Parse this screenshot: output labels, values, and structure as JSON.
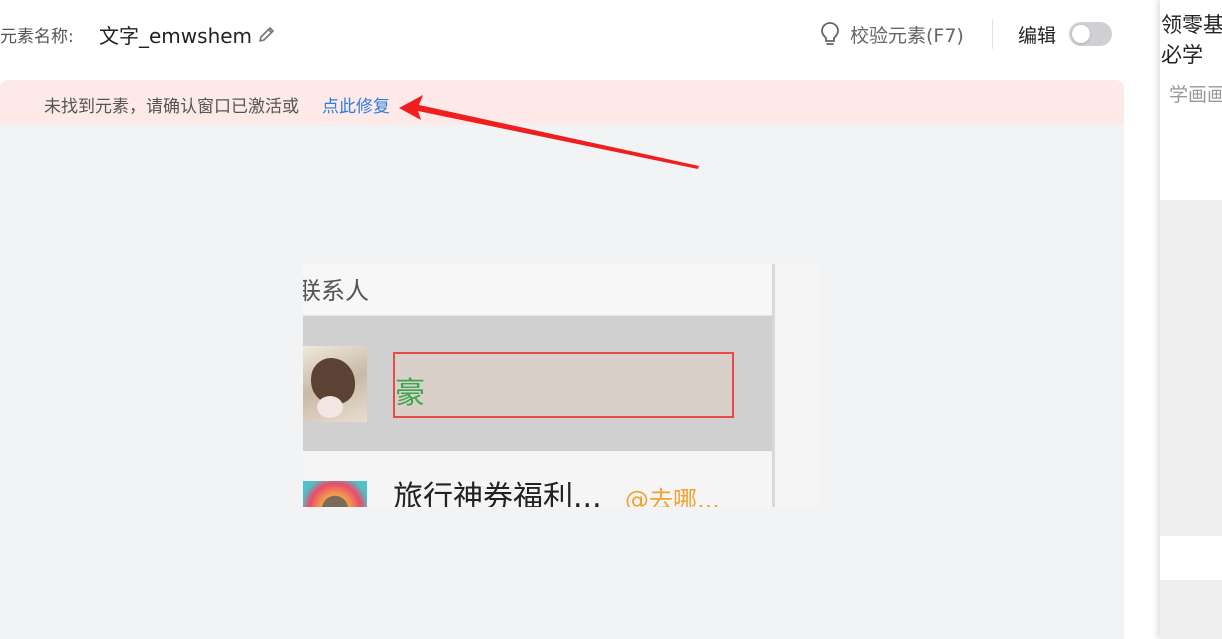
{
  "header": {
    "element_label": "元素名称:",
    "element_name": "文字_emwshem",
    "verify_label": "校验元素(F7)",
    "edit_label": "编辑",
    "edit_toggle_on": false
  },
  "alert": {
    "message": "未找到元素，请确认窗口已激活或",
    "fix_link": "点此修复",
    "icon_glyph": "i",
    "color": "#f04e4e"
  },
  "snapshot": {
    "header_text": "联系人",
    "highlighted_text": "豪",
    "row2_title": "旅行神券福利...",
    "row2_sub": "@去哪..."
  },
  "right_panel": {
    "title_line1": "领零基",
    "title_line2": "必学",
    "subtitle": "学画画"
  },
  "colors": {
    "link": "#2f7de1",
    "alert_bg": "#fde9e7",
    "highlight_border": "#e84a4a",
    "arrow": "#f01e1e"
  }
}
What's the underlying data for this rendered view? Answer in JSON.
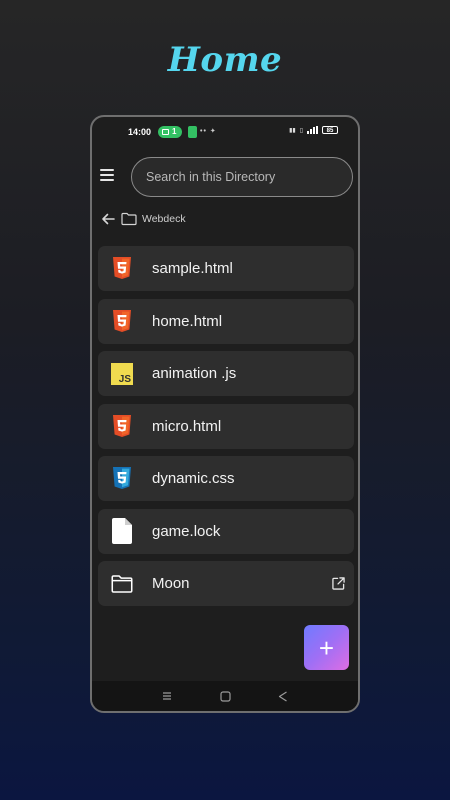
{
  "promo": {
    "title": "Home"
  },
  "status": {
    "time": "14:00",
    "pill_count": "1",
    "battery": "85"
  },
  "search": {
    "placeholder": "Search in this Directory",
    "value": ""
  },
  "breadcrumb": {
    "folder": "Webdeck"
  },
  "files": [
    {
      "name": "sample.html",
      "icon": "html5-icon",
      "color": "#e44d26"
    },
    {
      "name": "home.html",
      "icon": "html5-icon",
      "color": "#e44d26"
    },
    {
      "name": "animation .js",
      "icon": "javascript-icon",
      "color": "#f0db4f"
    },
    {
      "name": "micro.html",
      "icon": "html5-icon",
      "color": "#e44d26"
    },
    {
      "name": "dynamic.css",
      "icon": "css3-icon",
      "color": "#2965f1"
    },
    {
      "name": "game.lock",
      "icon": "file-icon",
      "color": "#ffffff"
    },
    {
      "name": "Moon",
      "icon": "folder-icon",
      "color": "#ffffff"
    }
  ],
  "fab": {
    "label": "+"
  },
  "colors": {
    "accent": "#55d6ee",
    "fab_start": "#6f7bff",
    "fab_end": "#de6ee4",
    "status_green": "#33c063"
  }
}
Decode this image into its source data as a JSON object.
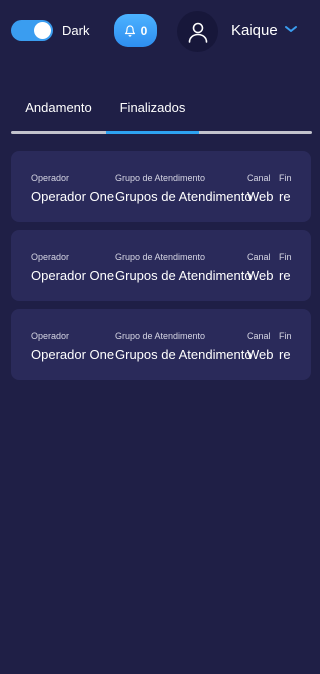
{
  "header": {
    "theme_label": "Dark",
    "notifications_count": "0",
    "user_name": "Kaique",
    "accent_color": "#3a9df0"
  },
  "tabs": [
    {
      "label": "Andamento",
      "active": false
    },
    {
      "label": "Finalizados",
      "active": true
    }
  ],
  "cards": [
    {
      "operador_label": "Operador",
      "operador": "Operador One",
      "grupo_label": "Grupo de Atendimento",
      "grupo": "Grupos de Atendimento",
      "canal_label": "Canal",
      "canal": "Web",
      "fin_label": "Fin",
      "fin": "re"
    },
    {
      "operador_label": "Operador",
      "operador": "Operador One",
      "grupo_label": "Grupo de Atendimento",
      "grupo": "Grupos de Atendimento",
      "canal_label": "Canal",
      "canal": "Web",
      "fin_label": "Fin",
      "fin": "re"
    },
    {
      "operador_label": "Operador",
      "operador": "Operador One",
      "grupo_label": "Grupo de Atendimento",
      "grupo": "Grupos de Atendimento",
      "canal_label": "Canal",
      "canal": "Web",
      "fin_label": "Fin",
      "fin": "re"
    }
  ]
}
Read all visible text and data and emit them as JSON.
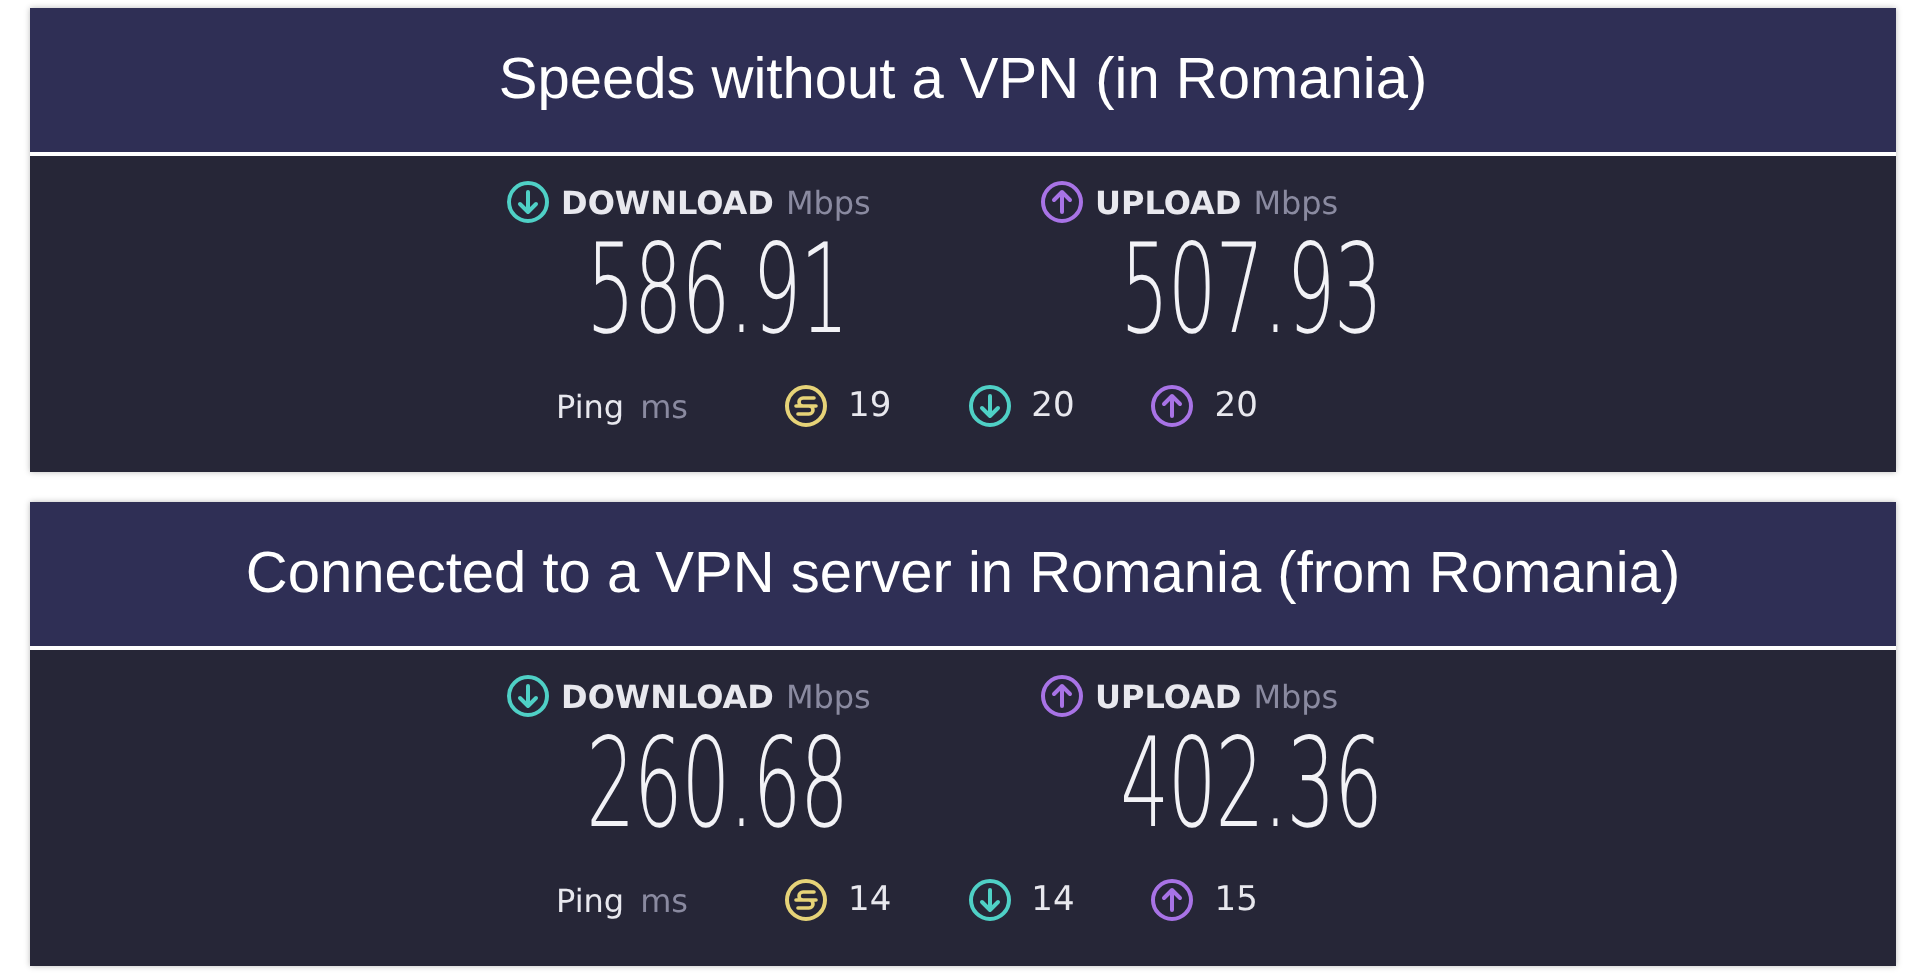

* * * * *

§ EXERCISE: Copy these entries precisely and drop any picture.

§ REPLY TO THE TASK:
Parse this screenshot: output labels, values, and structure as JSON.
{
  "header": {
    "element_label": "元素名称:",
    "element_name": "文字_emwshem",
    "verify_label": "校验元素(F7)",
    "edit_label": "编辑",
    "edit_toggle_on": false
  },
  "alert": {
    "message": "未找到元素，请确认窗口已激活或",
    "fix_link": "点此修复",
    "icon_glyph": "i",
    "color": "#f04e4e"
  },
  "snapshot": {
    "header_text": "联系人",
    "highlighted_text": "豪",
    "row2_title": "旅行神券福利...",
    "row2_sub": "@去哪..."
  },
  "right_panel": {
    "title_line1": "领零基",
    "title_line2": "必学",
    "subtitle": "学画画"
  },
  "colors": {
    "link": "#2f7de1",
    "alert_bg": "#fde9e7",
    "highlight_border": "#e84a4a",
    "arrow": "#f01e1e"
  }
}
What's the underlying data for this rendered view? Answer in JSON.
{
  "promo": {
    "title": "Home"
  },
  "status": {
    "time": "14:00",
    "pill_count": "1",
    "battery": "85"
  },
  "search": {
    "placeholder": "Search in this Directory",
    "value": ""
  },
  "breadcrumb": {
    "folder": "Webdeck"
  },
  "files": [
    {
      "name": "sample.html",
      "icon": "html5-icon",
      "color": "#e44d26"
    },
    {
      "name": "home.html",
      "icon": "html5-icon",
      "color": "#e44d26"
    },
    {
      "name": "animation .js",
      "icon": "javascript-icon",
      "color": "#f0db4f"
    },
    {
      "name": "micro.html",
      "icon": "html5-icon",
      "color": "#e44d26"
    },
    {
      "name": "dynamic.css",
      "icon": "css3-icon",
      "color": "#2965f1"
    },
    {
      "name": "game.lock",
      "icon": "file-icon",
      "color": "#ffffff"
    },
    {
      "name": "Moon",
      "icon": "folder-icon",
      "color": "#ffffff"
    }
  ],
  "fab": {
    "label": "+"
  },
  "colors": {
    "accent": "#55d6ee",
    "fab_start": "#6f7bff",
    "fab_end": "#de6ee4",
    "status_green": "#33c063"
  }
}
Decode this image into its source data as a JSON object.
{
  "header": {
    "theme_label": "Dark",
    "notifications_count": "0",
    "user_name": "Kaique",
    "accent_color": "#3a9df0"
  },
  "tabs": [
    {
      "label": "Andamento",
      "active": false
    },
    {
      "label": "Finalizados",
      "active": true
    }
  ],
  "cards": [
    {
      "operador_label": "Operador",
      "operador": "Operador One",
      "grupo_label": "Grupo de Atendimento",
      "grupo": "Grupos de Atendimento",
      "canal_label": "Canal",
      "canal": "Web",
      "fin_label": "Fin",
      "fin": "re"
    },
    {
      "operador_label": "Operador",
      "operador": "Operador One",
      "grupo_label": "Grupo de Atendimento",
      "grupo": "Grupos de Atendimento",
      "canal_label": "Canal",
      "canal": "Web",
      "fin_label": "Fin",
      "fin": "re"
    },
    {
      "operador_label": "Operador",
      "operador": "Operador One",
      "grupo_label": "Grupo de Atendimento",
      "grupo": "Grupos de Atendimento",
      "canal_label": "Canal",
      "canal": "Web",
      "fin_label": "Fin",
      "fin": "re"
    }
  ]
}
Read all visible text and data and emit them as JSON.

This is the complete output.